---------- DATASET EXTRACT

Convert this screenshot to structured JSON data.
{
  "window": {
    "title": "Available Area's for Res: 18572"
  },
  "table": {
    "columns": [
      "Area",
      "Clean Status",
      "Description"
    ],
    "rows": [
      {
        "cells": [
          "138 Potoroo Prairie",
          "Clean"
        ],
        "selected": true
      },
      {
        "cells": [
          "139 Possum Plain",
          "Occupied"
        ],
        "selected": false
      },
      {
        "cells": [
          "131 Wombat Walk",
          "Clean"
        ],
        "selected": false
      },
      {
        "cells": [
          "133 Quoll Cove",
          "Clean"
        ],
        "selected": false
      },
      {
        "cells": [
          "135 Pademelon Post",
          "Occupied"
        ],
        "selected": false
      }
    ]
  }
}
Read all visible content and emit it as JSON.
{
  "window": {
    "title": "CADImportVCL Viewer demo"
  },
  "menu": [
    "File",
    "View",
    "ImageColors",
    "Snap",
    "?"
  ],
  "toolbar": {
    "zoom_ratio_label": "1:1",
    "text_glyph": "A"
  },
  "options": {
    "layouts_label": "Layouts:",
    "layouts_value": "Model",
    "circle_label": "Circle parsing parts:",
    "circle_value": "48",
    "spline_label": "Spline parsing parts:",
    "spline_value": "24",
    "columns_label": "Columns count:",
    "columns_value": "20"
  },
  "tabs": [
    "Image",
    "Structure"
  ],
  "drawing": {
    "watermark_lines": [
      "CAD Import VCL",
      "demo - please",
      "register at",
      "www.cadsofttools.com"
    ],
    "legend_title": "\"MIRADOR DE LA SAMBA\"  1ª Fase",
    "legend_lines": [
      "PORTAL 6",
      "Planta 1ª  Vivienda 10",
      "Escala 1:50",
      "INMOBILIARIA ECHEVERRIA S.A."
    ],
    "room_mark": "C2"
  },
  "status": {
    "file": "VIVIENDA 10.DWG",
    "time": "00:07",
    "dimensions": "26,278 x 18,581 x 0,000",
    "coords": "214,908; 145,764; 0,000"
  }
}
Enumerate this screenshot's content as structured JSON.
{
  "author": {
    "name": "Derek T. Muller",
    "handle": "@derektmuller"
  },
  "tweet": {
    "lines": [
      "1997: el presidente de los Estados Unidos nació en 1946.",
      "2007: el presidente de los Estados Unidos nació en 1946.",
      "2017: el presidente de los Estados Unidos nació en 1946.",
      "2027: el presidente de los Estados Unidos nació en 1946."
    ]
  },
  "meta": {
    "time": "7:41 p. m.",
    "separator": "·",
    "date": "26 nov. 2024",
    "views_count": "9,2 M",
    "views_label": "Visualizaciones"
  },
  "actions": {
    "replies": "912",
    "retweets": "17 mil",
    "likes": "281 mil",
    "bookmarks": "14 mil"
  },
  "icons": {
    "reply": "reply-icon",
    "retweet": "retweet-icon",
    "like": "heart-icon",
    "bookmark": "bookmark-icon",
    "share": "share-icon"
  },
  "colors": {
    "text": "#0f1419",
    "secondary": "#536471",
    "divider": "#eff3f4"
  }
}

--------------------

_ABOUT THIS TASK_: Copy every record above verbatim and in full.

_RESPONSE TO THE TASK_:
Convert this screenshot to structured JSON data.
{
  "window": {
    "title": "Available Area's for Res: 18572"
  },
  "table": {
    "columns": [
      "Area",
      "Clean Status",
      "Description"
    ],
    "rows": [
      {
        "cells": [
          "138 Potoroo Prairie",
          "Clean"
        ],
        "selected": true
      },
      {
        "cells": [
          "139 Possum Plain",
          "Occupied"
        ],
        "selected": false
      },
      {
        "cells": [
          "131 Wombat Walk",
          "Clean"
        ],
        "selected": false
      },
      {
        "cells": [
          "133 Quoll Cove",
          "Clean"
        ],
        "selected": false
      },
      {
        "cells": [
          "135 Pademelon Post",
          "Occupied"
        ],
        "selected": false
      }
    ]
  }
}
Read all visible content and emit it as JSON.
{
  "window": {
    "title": "CADImportVCL Viewer demo"
  },
  "menu": [
    "File",
    "View",
    "ImageColors",
    "Snap",
    "?"
  ],
  "toolbar": {
    "zoom_ratio_label": "1:1",
    "text_glyph": "A"
  },
  "options": {
    "layouts_label": "Layouts:",
    "layouts_value": "Model",
    "circle_label": "Circle parsing parts:",
    "circle_value": "48",
    "spline_label": "Spline parsing parts:",
    "spline_value": "24",
    "columns_label": "Columns count:",
    "columns_value": "20"
  },
  "tabs": [
    "Image",
    "Structure"
  ],
  "drawing": {
    "watermark_lines": [
      "CAD Import VCL",
      "demo - please",
      "register at",
      "www.cadsofttools.com"
    ],
    "legend_title": "\"MIRADOR DE LA SAMBA\"  1ª Fase",
    "legend_lines": [
      "PORTAL 6",
      "Planta 1ª  Vivienda 10",
      "Escala 1:50",
      "INMOBILIARIA ECHEVERRIA S.A."
    ],
    "room_mark": "C2"
  },
  "status": {
    "file": "VIVIENDA 10.DWG",
    "time": "00:07",
    "dimensions": "26,278 x 18,581 x 0,000",
    "coords": "214,908; 145,764; 0,000"
  }
}
Enumerate this screenshot's content as structured JSON.
{
  "author": {
    "name": "Derek T. Muller",
    "handle": "@derektmuller"
  },
  "tweet": {
    "lines": [
      "1997: el presidente de los Estados Unidos nació en 1946.",
      "2007: el presidente de los Estados Unidos nació en 1946.",
      "2017: el presidente de los Estados Unidos nació en 1946.",
      "2027: el presidente de los Estados Unidos nació en 1946."
    ]
  },
  "meta": {
    "time": "7:41 p. m.",
    "separator": "·",
    "date": "26 nov. 2024",
    "views_count": "9,2 M",
    "views_label": "Visualizaciones"
  },
  "actions": {
    "replies": "912",
    "retweets": "17 mil",
    "likes": "281 mil",
    "bookmarks": "14 mil"
  },
  "icons": {
    "reply": "reply-icon",
    "retweet": "retweet-icon",
    "like": "heart-icon",
    "bookmark": "bookmark-icon",
    "share": "share-icon"
  },
  "colors": {
    "text": "#0f1419",
    "secondary": "#536471",
    "divider": "#eff3f4"
  }
}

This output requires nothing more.